Within the records, tally the lines that contain "Continue" and reply with that number only.

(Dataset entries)
■ ■ ■ ■ ■ ■ ■

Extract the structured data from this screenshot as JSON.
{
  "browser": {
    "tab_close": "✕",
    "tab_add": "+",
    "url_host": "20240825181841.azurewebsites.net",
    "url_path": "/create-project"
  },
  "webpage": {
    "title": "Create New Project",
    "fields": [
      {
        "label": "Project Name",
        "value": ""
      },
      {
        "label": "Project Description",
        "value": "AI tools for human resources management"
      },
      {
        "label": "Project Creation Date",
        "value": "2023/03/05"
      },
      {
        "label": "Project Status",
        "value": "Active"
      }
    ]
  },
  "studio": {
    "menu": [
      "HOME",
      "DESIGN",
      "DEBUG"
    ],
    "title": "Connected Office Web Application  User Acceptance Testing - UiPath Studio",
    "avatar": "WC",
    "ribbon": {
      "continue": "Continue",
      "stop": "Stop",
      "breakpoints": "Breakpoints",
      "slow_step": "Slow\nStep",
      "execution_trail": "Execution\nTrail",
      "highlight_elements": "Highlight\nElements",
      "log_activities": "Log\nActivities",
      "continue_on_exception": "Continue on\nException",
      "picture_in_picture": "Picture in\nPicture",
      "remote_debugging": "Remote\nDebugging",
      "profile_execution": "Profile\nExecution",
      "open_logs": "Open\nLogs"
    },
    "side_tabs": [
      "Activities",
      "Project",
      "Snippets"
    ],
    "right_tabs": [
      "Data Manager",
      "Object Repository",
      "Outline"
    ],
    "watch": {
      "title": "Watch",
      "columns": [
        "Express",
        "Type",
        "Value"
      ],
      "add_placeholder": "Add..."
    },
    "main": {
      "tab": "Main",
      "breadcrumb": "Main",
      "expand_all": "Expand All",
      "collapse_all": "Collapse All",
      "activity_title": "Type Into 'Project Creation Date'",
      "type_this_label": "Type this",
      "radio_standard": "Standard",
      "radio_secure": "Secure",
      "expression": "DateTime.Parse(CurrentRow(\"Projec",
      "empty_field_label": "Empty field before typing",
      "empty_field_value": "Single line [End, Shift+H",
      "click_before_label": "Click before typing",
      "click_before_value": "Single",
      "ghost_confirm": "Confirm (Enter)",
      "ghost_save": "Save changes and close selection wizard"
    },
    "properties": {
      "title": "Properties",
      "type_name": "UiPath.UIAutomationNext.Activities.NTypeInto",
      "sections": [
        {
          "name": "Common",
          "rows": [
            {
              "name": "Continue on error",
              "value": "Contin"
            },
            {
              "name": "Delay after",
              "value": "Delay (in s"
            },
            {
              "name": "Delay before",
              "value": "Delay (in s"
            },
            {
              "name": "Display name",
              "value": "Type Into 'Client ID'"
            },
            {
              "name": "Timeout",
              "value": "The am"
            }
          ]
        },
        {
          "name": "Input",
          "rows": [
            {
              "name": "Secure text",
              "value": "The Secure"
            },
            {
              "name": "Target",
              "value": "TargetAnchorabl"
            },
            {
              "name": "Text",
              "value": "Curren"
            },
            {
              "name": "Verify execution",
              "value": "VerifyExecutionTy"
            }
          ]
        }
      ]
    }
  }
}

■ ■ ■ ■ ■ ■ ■

# RESULT OF THE TASK
3